▶ Exercise
Look through the lines below and copy each one that includes "this".

▶ Material shown
■ ■ ■ ■ ■

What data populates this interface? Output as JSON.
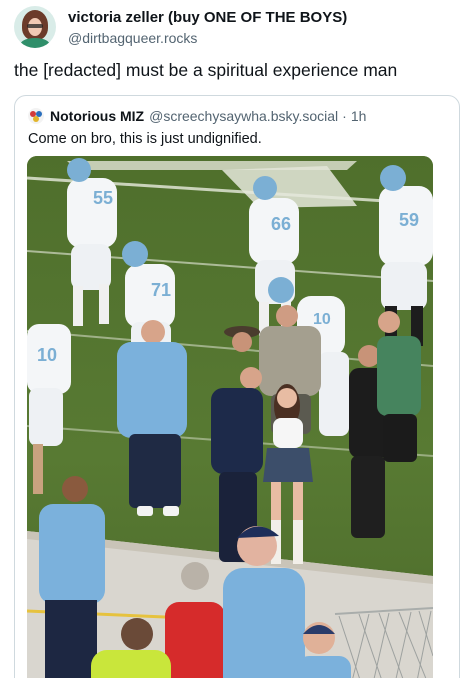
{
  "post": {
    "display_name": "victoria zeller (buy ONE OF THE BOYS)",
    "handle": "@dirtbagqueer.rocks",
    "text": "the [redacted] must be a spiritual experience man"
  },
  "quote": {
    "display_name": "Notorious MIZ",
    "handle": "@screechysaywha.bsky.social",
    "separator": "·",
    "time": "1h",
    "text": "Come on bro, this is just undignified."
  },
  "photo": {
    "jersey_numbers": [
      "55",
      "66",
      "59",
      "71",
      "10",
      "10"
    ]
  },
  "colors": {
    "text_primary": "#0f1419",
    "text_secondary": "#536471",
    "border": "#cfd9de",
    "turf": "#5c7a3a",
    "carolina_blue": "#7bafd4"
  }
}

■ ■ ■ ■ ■

▶ Output below
What data populates this interface? Output as JSON.
    "text": "Come on bro, this is just undignified."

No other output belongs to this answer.